Bigger the better: Portbou station in Catalonia

The man who pays his way

As you probably weren't around in 1961, let me mention that it was a good year for Private Eye (which was born) and numerologists (it being the last year until 8008 that reads the same when turned upside-down). It was also a great year for British travellers: anyone undeterred by the Franco dictatorship could travel to Spain's Costa Brava and stay at the Playa Sol Hotel, which opened 50 years ago this week.

Intriguingly, to reach this splendid three-star today you must revert to the way we travelled. Last weekend, the final flights to Bournemouth, Bristol and Stansted were waved off from the Costa Brava's local airport south of Girona. As Europe's economies decay like autumn leaves, and airlines scythe their schedules to staunch winter losses, the Catalan airport has been disconnected from Britain.

With Ryanair moving its links from the UK to Barcelona's real airport, you will have to find an alternative homage to Catalonia's lovely coast. The best option, beginning next March, involves a flight to Perpignan, across the border in France – just as the early pioneers did.

The old propeller planes landed at the airfield outside France's southernmost city. Package tourists were met by a wheezing old bus and Gauloises-smoking driver for the journey onwards to the Spanish border – where they were met by a demand for 50 pesetas for a visa to a nation out of step with the rest of Europe. The bus link has since been stubbed out along with the Gauloises. But the rail journey is even better, starting as it does at the Centre of the Universe.

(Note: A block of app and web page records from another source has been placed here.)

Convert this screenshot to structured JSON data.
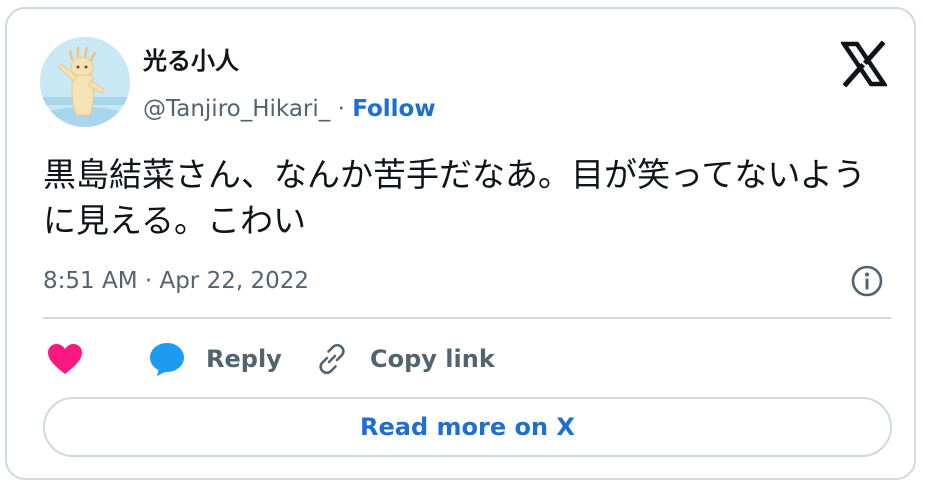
{
  "tweet": {
    "author": {
      "display_name": "光る小人",
      "handle": "@Tanjiro_Hikari_",
      "separator": " · ",
      "follow_label": "Follow",
      "avatar_icon": "avatar-image"
    },
    "text": "黒島結菜さん、なんか苦手だなあ。目が笑ってないように見える。こわい",
    "timestamp": "8:51 AM · Apr 22, 2022",
    "actions": {
      "like_icon": "heart-icon",
      "reply_label": "Reply",
      "reply_icon": "speech-bubble-icon",
      "copy_label": "Copy link",
      "copy_icon": "link-icon"
    },
    "read_more_label": "Read more on X",
    "brand_icon": "x-logo-icon",
    "info_icon": "info-icon"
  },
  "colors": {
    "link_blue": "#1d6fd1",
    "like_pink": "#f91880",
    "reply_blue": "#1d9bf0",
    "muted_gray": "#536471",
    "border": "#cfd9de"
  }
}
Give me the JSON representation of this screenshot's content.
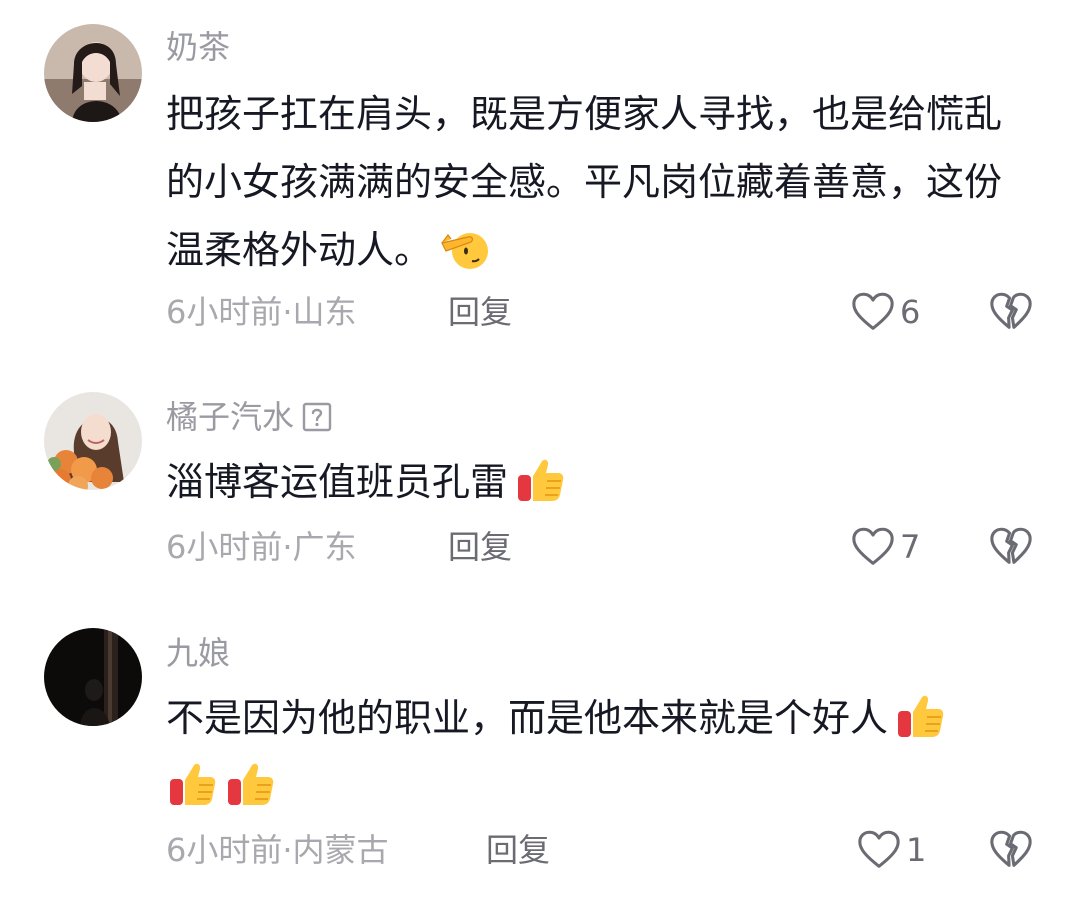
{
  "comments": [
    {
      "username": "奶茶",
      "text": "把孩子扛在肩头，既是方便家人寻找，也是给慌乱的小女孩满满的安全感。平凡岗位藏着善意，这份温柔格外动人。",
      "emojis": [
        "saluting-face-emoji"
      ],
      "time": "6小时前",
      "separator": "·",
      "location": "山东",
      "reply_label": "回复",
      "like_count": "6"
    },
    {
      "username": "橘子汽水",
      "text": "淄博客运值班员孔雷",
      "emojis": [
        "thumbs-up-emoji"
      ],
      "time": "6小时前",
      "separator": "·",
      "location": "广东",
      "reply_label": "回复",
      "like_count": "7"
    },
    {
      "username": "九娘",
      "text": "不是因为他的职业，而是他本来就是个好人",
      "emojis": [
        "thumbs-up-emoji",
        "thumbs-up-emoji",
        "thumbs-up-emoji"
      ],
      "time": "6小时前",
      "separator": "·",
      "location": "内蒙古",
      "reply_label": "回复",
      "like_count": "1"
    }
  ],
  "colors": {
    "text": "#161823",
    "secondary": "#9a9aa2",
    "icon": "#6b6b73"
  },
  "icons": {
    "like": "heart-outline-icon",
    "dislike": "broken-heart-icon",
    "unknown_badge": "question-box-icon"
  }
}
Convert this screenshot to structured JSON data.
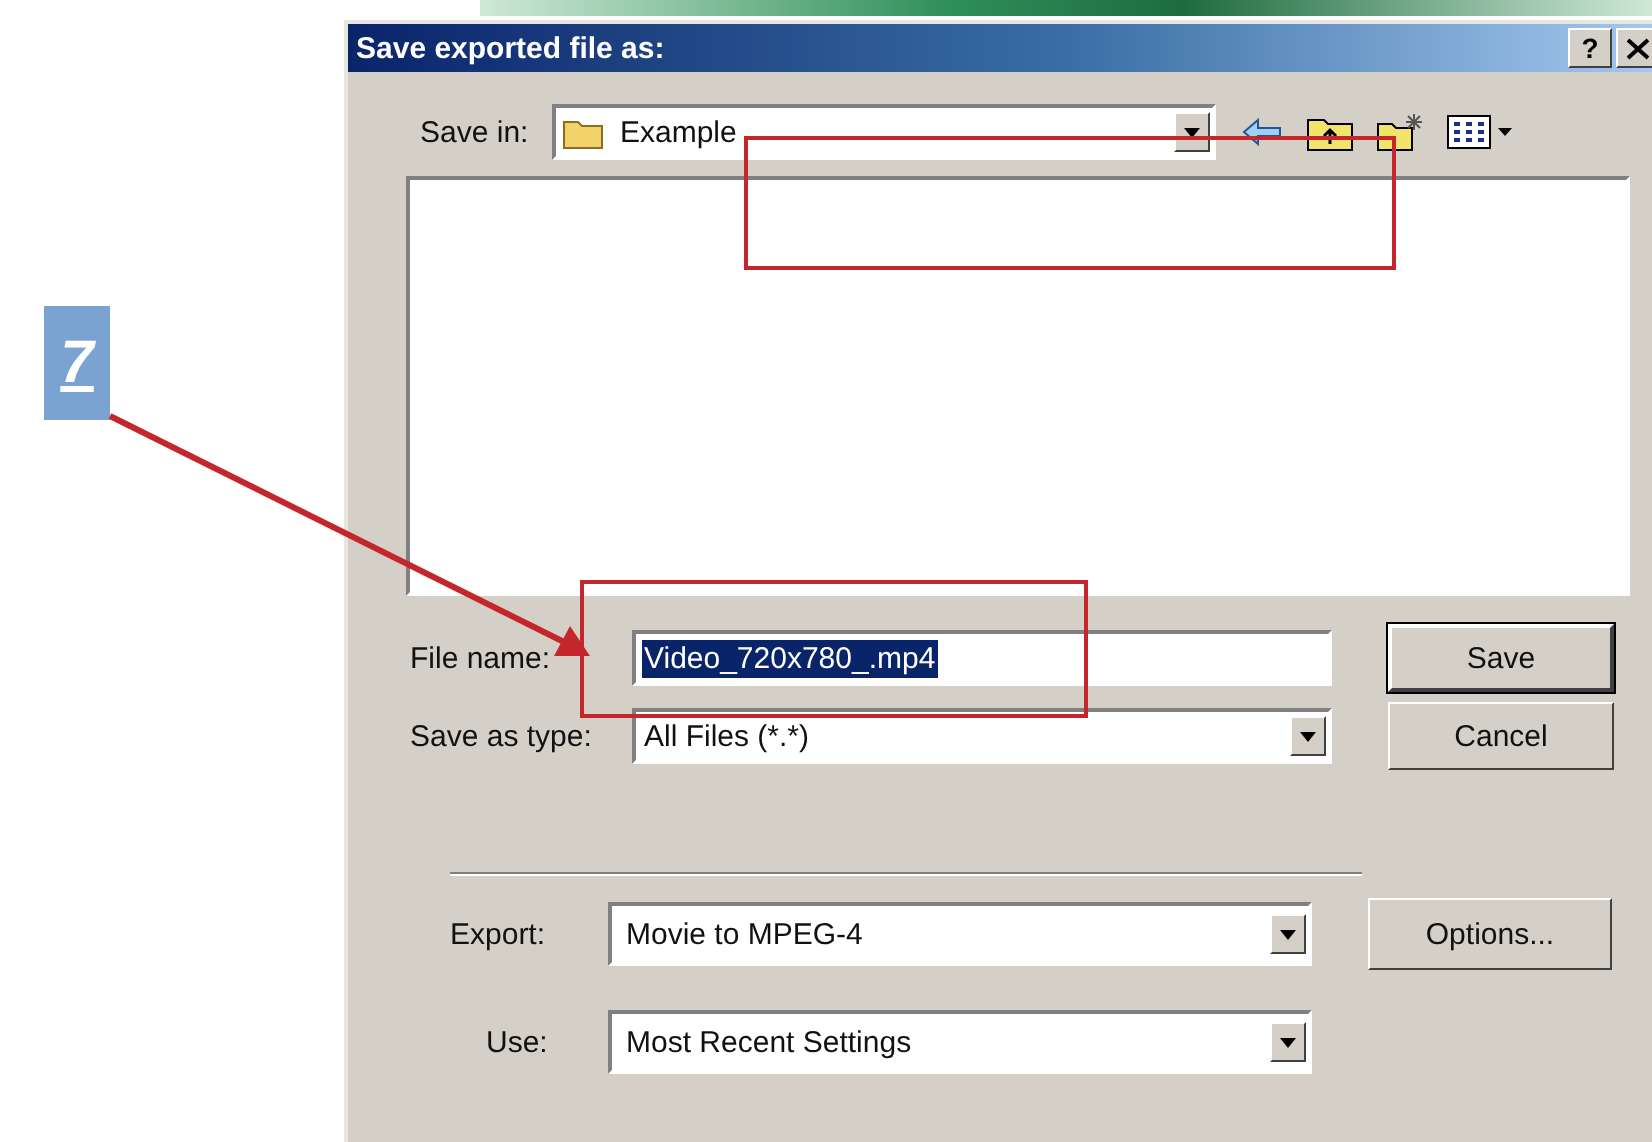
{
  "callout": {
    "number": "7"
  },
  "dialog": {
    "title": "Save exported file as:",
    "help_button": "?",
    "save_in": {
      "label": "Save in:",
      "value": "Example"
    },
    "file_name": {
      "label": "File name:",
      "value": "Video_720x780_.mp4",
      "selected": true
    },
    "save_as_type": {
      "label": "Save as type:",
      "value": "All Files (*.*)"
    },
    "buttons": [
      {
        "label": "Save",
        "default": true
      },
      {
        "label": "Cancel",
        "default": false
      }
    ],
    "export": {
      "label": "Export:",
      "value": "Movie to MPEG-4"
    },
    "options_button": "Options...",
    "use": {
      "label": "Use:",
      "value": "Most Recent Settings"
    }
  }
}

Salvador Dalí, who defined this cosmic location to be Perpignan station, might be dismayed by the building work that has swathed his galactic gare in scaffolding. But every southbound train rattles along the Côte Vermeille, the crimson coast as corrugated as Cornwall's.

After half-an-hour of watching the tail-end of the Pyrenees tussle beautifully with the Med, you burrow into a mile-long tunnel and arrive at the station serving the fishing village of Portbou. The population last year totalled 1,302, making its vast station all the more surreal – like London St Pancras transplanted to St Ives. A vast canopy shields the platforms from the skies. Imposed between the tracks is a large complex where once immigrations and customs officials inspected would-be visitors to Spain. The Schengen treaty, of course, stripped away frontier controls. Or did it? When I went through last week, Spanish officials insisted politely on checking the papers of each passenger arriving from France before they were allowed into the echoing booking hall and the onward train along the Costa Brava.

I took the Barcelona train only as far as another fishing port, Llanca, where the road to Cadaqués begins. The only bus of the day had long gone. The clientele in the station bar volunteered to solve the problem. As I waited for a taxi they had conjured out of the night, and sipped a €1 glass of rosé, I reflected on Orwell's assertion that, in Spain, "nothing, from a meal to a battle, happens at the appointed time". All the better to savour the joy of a journey through the years.

In the pink: maps that spell out travel dangers

Nineteen sixty-one was also notable for Britain granting independence to Tanganyika (now united with Zanzibar, as Tanzania) and Sierra Leone.

These African states formerly appeared in scarlet on the world map. Today, UK domination is limited to a handful of Imperial offcuts, such as Pitcairn and South Georgia.

Happily, the Foreign Office has found a new use for this evocative shade of red. The FCO has just begun to add maps to its official travel advice – and deploys the colour on which the sun never used to set to signify "no-go" zones.

"After listening to feedback from our users we are adding maps to around 50 of our country travel advice pages," says the FCO. Targets include Kenya, Russia and Turkey. Until now, anyone who consulted the advice on, say, Afghanistan (pictured above) has been confronted by a long list of areas that Brits should never go, or were off-limits to all-but-essential travel.

Today, anyone tempted to follow the Hippie Trail (see related links) need only look at the FCO map at to distinguish between dangerous and very dangerous zones.